TRU stands in solidarity with the Student Labor Action Coalition (SLAC) in advocating for job security and benefits for University security guards and dining workers. We also support university workers in their struggle for better wages and a “live near your work” program. Read more by clicking on the article in the link below.
TRU co-sponsored an international women’s day rally with Hopkins Feminists, Hopkins for the Homeless, Hopkins College Democrats, Voice for Choice, Hopkins Progressives, and Students for a Democratic Society. The JHU News Letter did a write-up, and more details of the event are in the link below:
A member of TRU was interviewed in a recent Hopkins News-Letter concerning the Hopkins CHP health care plan which effects graduate students in Krieger, Whiting, and the School of Education. She said, “In general, these high co-pays and high deductibles are very problematic for graduate students because we do not really have a considerable income. … We live on a stipend that is okay enough to have a modest kind of living.
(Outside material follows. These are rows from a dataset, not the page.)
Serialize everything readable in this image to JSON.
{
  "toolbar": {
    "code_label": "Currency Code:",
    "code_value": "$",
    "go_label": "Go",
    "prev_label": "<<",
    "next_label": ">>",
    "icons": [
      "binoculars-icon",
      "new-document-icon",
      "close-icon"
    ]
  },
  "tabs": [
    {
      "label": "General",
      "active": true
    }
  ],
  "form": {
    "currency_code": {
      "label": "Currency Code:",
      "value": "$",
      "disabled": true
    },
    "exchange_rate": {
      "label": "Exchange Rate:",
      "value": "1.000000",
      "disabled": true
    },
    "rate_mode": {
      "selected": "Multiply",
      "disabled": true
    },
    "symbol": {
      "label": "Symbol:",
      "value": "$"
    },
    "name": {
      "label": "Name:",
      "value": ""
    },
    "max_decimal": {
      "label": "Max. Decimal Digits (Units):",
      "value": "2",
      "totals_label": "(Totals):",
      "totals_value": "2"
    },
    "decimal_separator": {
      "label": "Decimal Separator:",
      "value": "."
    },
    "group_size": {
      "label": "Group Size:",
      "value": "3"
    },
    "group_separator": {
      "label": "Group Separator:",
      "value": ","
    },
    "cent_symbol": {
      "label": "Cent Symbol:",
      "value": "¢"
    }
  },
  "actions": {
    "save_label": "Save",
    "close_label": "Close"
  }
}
There’s a lot of students who just avoid seeking medical care if they have issues because they cannot afford those kinds of expenses.”
For more information check out the article by clicking the button below.
TRU stood in solidarity with other activists and unions at Johns Hopkins in demanding a $15 minimum wage for all Hopkins contract workers. TRU is a part of the Student-Labor Action Coalition which also includes Unite Here Local 7, SEIU 32BJ, the Black Student Union (BSU), and Hopkins Students for a Democratic Society (SDS).
Unite Here Local 7 represents the Hopkins dining service workers and SEIU 32BJ represents the Hopkins security workers (aka “Hop Cops”). The Hopkins dining service workers are contracted from BAMCO (Bon Appetit) and the security workers are contracted with Allied Universal Security.
On February 3rd the Coalition held a rally at Hodson Hall and then marched to Garland Hall where we hand-delivered a letter reiterating the request for a meeting with Hopkins administrators, but that email had gone unanswered. The rally was covered by the Johns Hopkins News-Letter.
On February 9th, 2017, hundreds from the JHU community came together on two campuses to protest President Trump’s racist, xenophobic executive order. A representative of TRU joined other speakers in demanding that Hopkins become a Sanctuary Campus, and that JHU administration provide financial resources as well as full time legal counsel to support students and workers impacted by the ban.
The JHU News-Letter covered the rally.
Last Thursday, November 17, TRU and other graduate students and organizations marched from the Levering Courtyard to the Wyman Park Building in support of the Humanities Center. At the Wyman Park building we met with three administrators including Matthew Roller, the vice dean of graduate education. However, the goal was to deliver a petition with a list of demands directly to dean Beverly Wendland. TRU and other protestors then sat in at the building for approximately 45 minutes, chanting, reading out demands, and giving speeches.
The event was covered by the Hopkins News Letter, and a member of TRU was interviewed, saying: “Along with the Humanities Center being a place where first rate scholarship is produced, it’s also the place where faculty, students and administrative workers work and get their income to get their means to eat, to pay rent and to cover healthcare … My fellow graduate workers, we got to understand this is a question of our work, of our livelihood.”